With the rise of corporate level, organized and formalised agricultural enterprises in Pakistan it is important for employers to acknowledge that the industry can only reach its maximum potential if the workplace provides equal opportunity across genders. Working women are in no short supply in the agricultural sector in Pakistan, but their roles are often rigidly defined and detrimental to their financial, social and physical wellbeing. However, for sufficient empathy and equally divided tasks to become a resultant culture in this space, corporate entities must take a lead introducing women leaders in management positions. With a healthy perception that detaches the perception of authority from gender and leadership that challenges the presumed notions of its workforce’s capabilities the true potential of highly experienced women in the agriculture sector of Pakistan can be realised.

Sources:

1- http://www.finance.gov.pk/survey/chapters_18/02-Agriculture.pdf

2- https://vc.bridgew.edu/cgi/viewcontent.cgi?article=1261&context=jiws

About Shahmeel:

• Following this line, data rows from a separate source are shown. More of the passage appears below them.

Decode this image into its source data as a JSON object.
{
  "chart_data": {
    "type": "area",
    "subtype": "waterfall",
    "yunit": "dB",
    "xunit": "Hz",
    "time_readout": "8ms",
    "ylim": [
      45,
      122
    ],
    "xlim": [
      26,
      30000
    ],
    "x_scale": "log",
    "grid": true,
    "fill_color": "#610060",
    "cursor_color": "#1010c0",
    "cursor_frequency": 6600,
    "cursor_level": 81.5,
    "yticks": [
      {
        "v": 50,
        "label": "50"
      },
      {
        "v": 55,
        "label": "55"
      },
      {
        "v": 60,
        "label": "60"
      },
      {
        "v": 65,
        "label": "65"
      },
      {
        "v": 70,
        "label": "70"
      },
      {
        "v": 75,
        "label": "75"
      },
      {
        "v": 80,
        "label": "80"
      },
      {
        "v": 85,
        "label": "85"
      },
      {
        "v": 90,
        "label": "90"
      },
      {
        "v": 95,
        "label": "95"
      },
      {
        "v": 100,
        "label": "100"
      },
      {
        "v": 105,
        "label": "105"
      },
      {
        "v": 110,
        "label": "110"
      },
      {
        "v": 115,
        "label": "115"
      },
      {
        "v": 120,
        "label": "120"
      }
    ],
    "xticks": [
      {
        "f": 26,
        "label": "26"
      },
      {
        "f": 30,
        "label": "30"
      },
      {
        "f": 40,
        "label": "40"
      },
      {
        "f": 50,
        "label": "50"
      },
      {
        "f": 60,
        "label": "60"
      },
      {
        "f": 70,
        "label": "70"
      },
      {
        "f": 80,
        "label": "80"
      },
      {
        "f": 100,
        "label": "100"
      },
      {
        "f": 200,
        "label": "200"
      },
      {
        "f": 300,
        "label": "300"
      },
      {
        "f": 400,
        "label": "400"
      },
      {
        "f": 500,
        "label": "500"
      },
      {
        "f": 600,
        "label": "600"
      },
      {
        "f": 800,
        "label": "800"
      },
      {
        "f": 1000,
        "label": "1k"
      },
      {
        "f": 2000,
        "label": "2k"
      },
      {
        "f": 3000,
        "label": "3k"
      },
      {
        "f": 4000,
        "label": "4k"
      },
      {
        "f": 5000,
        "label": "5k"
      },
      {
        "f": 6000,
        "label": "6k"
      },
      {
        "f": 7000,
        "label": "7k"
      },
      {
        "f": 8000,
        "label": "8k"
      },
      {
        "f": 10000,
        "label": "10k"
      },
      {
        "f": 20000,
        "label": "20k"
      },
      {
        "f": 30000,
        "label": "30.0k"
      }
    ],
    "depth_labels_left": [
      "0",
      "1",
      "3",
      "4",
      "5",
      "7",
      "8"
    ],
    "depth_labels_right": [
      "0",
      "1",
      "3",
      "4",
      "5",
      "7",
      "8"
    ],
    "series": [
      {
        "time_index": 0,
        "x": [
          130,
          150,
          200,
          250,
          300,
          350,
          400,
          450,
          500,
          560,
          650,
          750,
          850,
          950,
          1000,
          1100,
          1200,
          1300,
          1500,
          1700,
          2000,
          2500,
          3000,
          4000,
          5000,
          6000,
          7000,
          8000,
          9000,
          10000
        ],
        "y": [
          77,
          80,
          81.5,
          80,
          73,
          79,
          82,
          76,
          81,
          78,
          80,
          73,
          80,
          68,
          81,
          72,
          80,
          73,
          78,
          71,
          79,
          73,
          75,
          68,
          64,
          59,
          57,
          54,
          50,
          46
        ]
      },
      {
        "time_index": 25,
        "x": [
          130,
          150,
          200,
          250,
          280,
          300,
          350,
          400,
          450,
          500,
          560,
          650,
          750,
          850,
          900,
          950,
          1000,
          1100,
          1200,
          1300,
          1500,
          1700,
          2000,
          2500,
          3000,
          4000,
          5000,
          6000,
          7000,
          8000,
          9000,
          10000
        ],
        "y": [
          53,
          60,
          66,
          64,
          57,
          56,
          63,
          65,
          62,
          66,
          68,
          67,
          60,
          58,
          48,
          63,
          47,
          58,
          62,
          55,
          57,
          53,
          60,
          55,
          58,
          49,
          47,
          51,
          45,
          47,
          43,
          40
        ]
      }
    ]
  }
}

Having completed his undergraduate education in Law and Masters in Social Enterprise, coming from a long family background of industry, he set his sights on approaching his work from the lens of creating new and unfamiliar business models that internally attempt to tackle social issues that exist in their respective spaces. Upon completing his education and returning to Pakistan he realised a gap in the huge agricultural economy of the country. Agriculture is mainly being performed informally and without qualified management teams or systems. The potential of agricultural production in Pakistan carried out with the professional systems utilised in the industrial sector is broadly unexplored. Therefore, his enterprise, Home Grown (pvt) Limited, aims to leverage professional management and marketing to become a highly competitive agricultural producer, but also one that breaks the cultural norms that have for generations suppressed various demographics of the population involved in the sector. Home Grown aims to exhibit that both environmentally and socially responsible practices in agricultural production can result in a competitive enterprise as long as professional management ensures efficient resource allocation.

About ila:

As a multi-awarded social enterprise, our aim, at ila, is to champion a purpose-driven and socially aware workforce. Our innovative tailored programs and world-class advisory team have extensive experience working with HR professionals, leadership teams and employees to champion a diverse and gender equal culture in the workplace.

Visit ila at https://www.ilageneration.com/home to find out more about us, the work we do and how we can help you in taking the first step towards a new way of working.

An award-winning Social Enterprise unleashing the potential of a purpose-driven generation. Visit us at https://www.ilageneration.com/ to learn more.